Friends, let’s be honest. Training volunteers on our policies and procedures is necessary, but it isn’t fun for anyone. Make your procedural training as painless as possible by covering all policies and procedures in your Volunteer Handbook and reviewing as needed throughout the year, rather than spending lots of time on it during your in-person meetings.

3. TOPICS

Communicating your big picture vision and procedures is probably pretty important to you as a ministry leader, but don’t forget what it’s like to be a volunteer. They need some help navigating the issues they’re facing with kids and teenagers right now. That’s why it’s so important to think ahead, to anticipate the issues our volunteers will be dealing with (and when they’ll be dealing with them) and then provide training around those issues. One way to do this is to establish monthly training topics. You can use that topic to guide the content of any kind of training you do throughout that month, whether it’s a meeting, an email, or a conversation.

4. IDEAS

Lastly, remember that your volunteers need more than just vision and principles to help them do their jobs well. They need some practical ideas!
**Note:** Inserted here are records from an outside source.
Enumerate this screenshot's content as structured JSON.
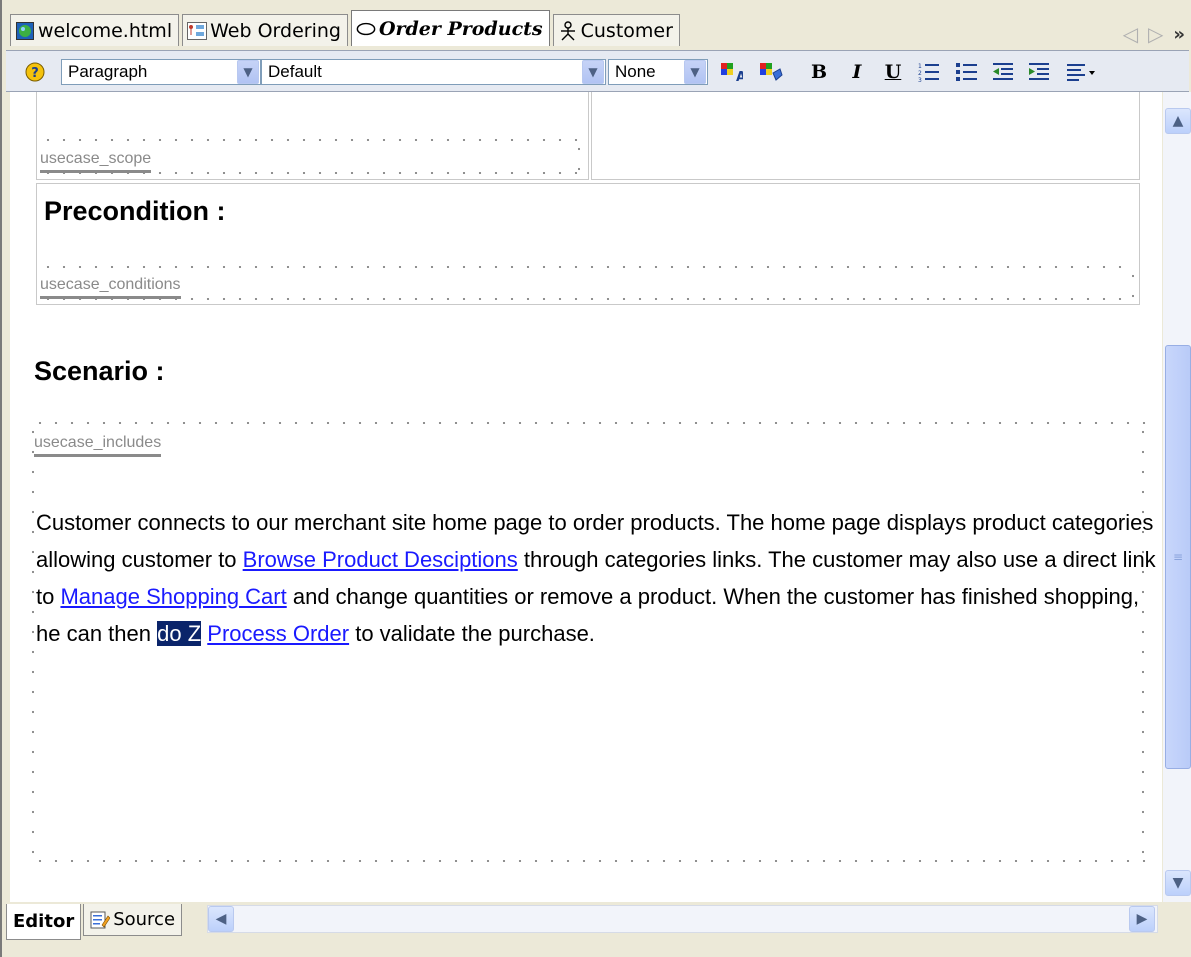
{
  "tabs": [
    {
      "label": "welcome.html",
      "icon": "globe-icon",
      "active": false
    },
    {
      "label": "Web Ordering",
      "icon": "diagram-icon",
      "active": false
    },
    {
      "label": "Order Products",
      "icon": "usecase-oval-icon",
      "active": true
    },
    {
      "label": "Customer",
      "icon": "actor-icon",
      "active": false
    }
  ],
  "toolbar": {
    "paragraph_style": "Paragraph",
    "font": "Default",
    "size": "None",
    "bold": "B",
    "italic": "I",
    "underline": "U"
  },
  "document": {
    "scope_tag": "usecase_scope",
    "precondition_heading": "Precondition :",
    "conditions_tag": "usecase_conditions",
    "scenario_heading": "Scenario :",
    "includes_tag": "usecase_includes",
    "scenario_text": {
      "t1": "Customer connects to our merchant site home page to order products. The home page displays product categories allowing customer to ",
      "link1": "Browse Product Desciptions",
      "t2": " through categories links. The customer may also use a direct link to ",
      "link2": "Manage Shopping Cart",
      "t3": " and change quantities or remove a product. When the customer has finished shopping, he can then ",
      "selected": "do Z",
      "t4": " ",
      "link3": "Process Order",
      "t5": " to validate the purchase."
    }
  },
  "bottom_tabs": [
    {
      "label": "Editor",
      "active": true
    },
    {
      "label": "Source",
      "icon": "source-edit-icon",
      "active": false
    }
  ],
  "colors": {
    "link": "#1a1aff",
    "selection": "#0a246a",
    "scrollbar": "#c8d6fb"
  }
}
As you craft your training strategy, consider ways you can highlight specific stories, ideas, and best practices that your volunteers can learn from and steal.

So what does this look like? How do you put all these pieces together? Here’s an example of how this might look for you. . .

AUGUST

EVENT: Volunteer Kick-Off.
TOOLS: Volunteer Handbook, Fall Small Group Leader Goals.
CONVERSATIONS: Meet with new volunteers.
CELEBRATION: Birthday cards, thank you notes.
COMMUNICATION: Weekly Volunteer Emails.

SEPTEMBER

DISCUSSION GROUP: Meet with 5th & 6th grade leaders.
CONVERSATIONS: 1 conversation per week.
CELEBRATION: Birthday cards, thank you notes.
COMMUNICATION: Weekly Volunteer Emails.

OCTOBER

MEETING: Training on leading a small group.
CONVERSATIONS: 1 conversation per week.
CELEBRATION: Birthday cards, thank you notes.
COMMUNICATION: Weekly Volunteer Emails.

NOVEMBER

DISCUSSION GROUP: Meet with 7th & 8th grade leaders.
CONVERSATIONS: 1 conversation per week.
CELEBRATION: Birthday cards, thank you notes.
COMMUNICATION: Weekly Volunteer Emails.

DECEMBER

CELEBRATION: Birthday cards, thank you notes, Volunteer Christmas Party.
COMMUNICATION: Weekly Volunteer Emails.

JANUARY

TOOLS: Spring Small Group Leader Goals.
DISCUSSION GROUP: 
Meet with Greeter Team.
CONVERSATIONS: 1 conversation per week.
CELEBRATION: Birthday cards, thank you notes.
COMMUNICATION: Weekly Volunteer Emails.

FEBRUARY

MEETING: Training on understanding the middle school brain.
CONVERSATIONS: 1 conversation per week.
CELEBRATION: Birthday cards, thank you notes.
COMMUNICATION: Weekly Volunteer Emails.

MARCH

DISCUSSION GROUP: Meet with 9th & 10th grade leaders.
CONVERSATIONS: 1 conversation per week.
CELEBRATION: Birthday cards, thank you notes.
COMMUNICATION: Weekly Volunteer Emails.

APRIL

MEETING: Training on partnering with parents.
CONVERSATIONS: 1 conversation per week.
CELEBRATION: Birthday cards, thank you notes.
COMMUNICATION: Weekly Volunteer Emails.

MAY

DISCUSSION GROUP: Meet with 11th & 12th grade leaders.
CONVERSATIONS: 1 conversation per week.
CELEBRATION: Birthday cards, thank you notes.
COMMUNICATION: Weekly Volunteer Emails.

JUNE

TOOLS: Summer Small Group Leader Goals.
CONVERSATIONS: 1 conversation per week.
CELEBRATION: Birthday cards, thank you notes, End of the Year Party.
COMMUNICATION: Weekly Volunteer Emails.

JULY

CONVERSATIONS: Meet with new volunteers.
CELEBRATION: Birthday cards, thank you notes.
COMMUNICATION: Weekly Volunteer Emails.

So there you have it. That was our approach to growing our volunteer team.

We didn’t grow our volunteer team through quick fixes, guilt trips, or recruitment campaigns. We grew it through the tedious work of building systems and the hard work of building relationships.

Sure, it’s a little slower and more difficult than launching a Sign-Up-To-Serve-And-Get-An-Xbox giveaway. But when you choose to grow your volunteer team the healthy way, your long-term growth will actually be sustainable.

Because, remember, the best way to grow your volunteer team probably isn’t the quickest way. The best way to grow your volunteer team is to create a culture where volunteers love to serve.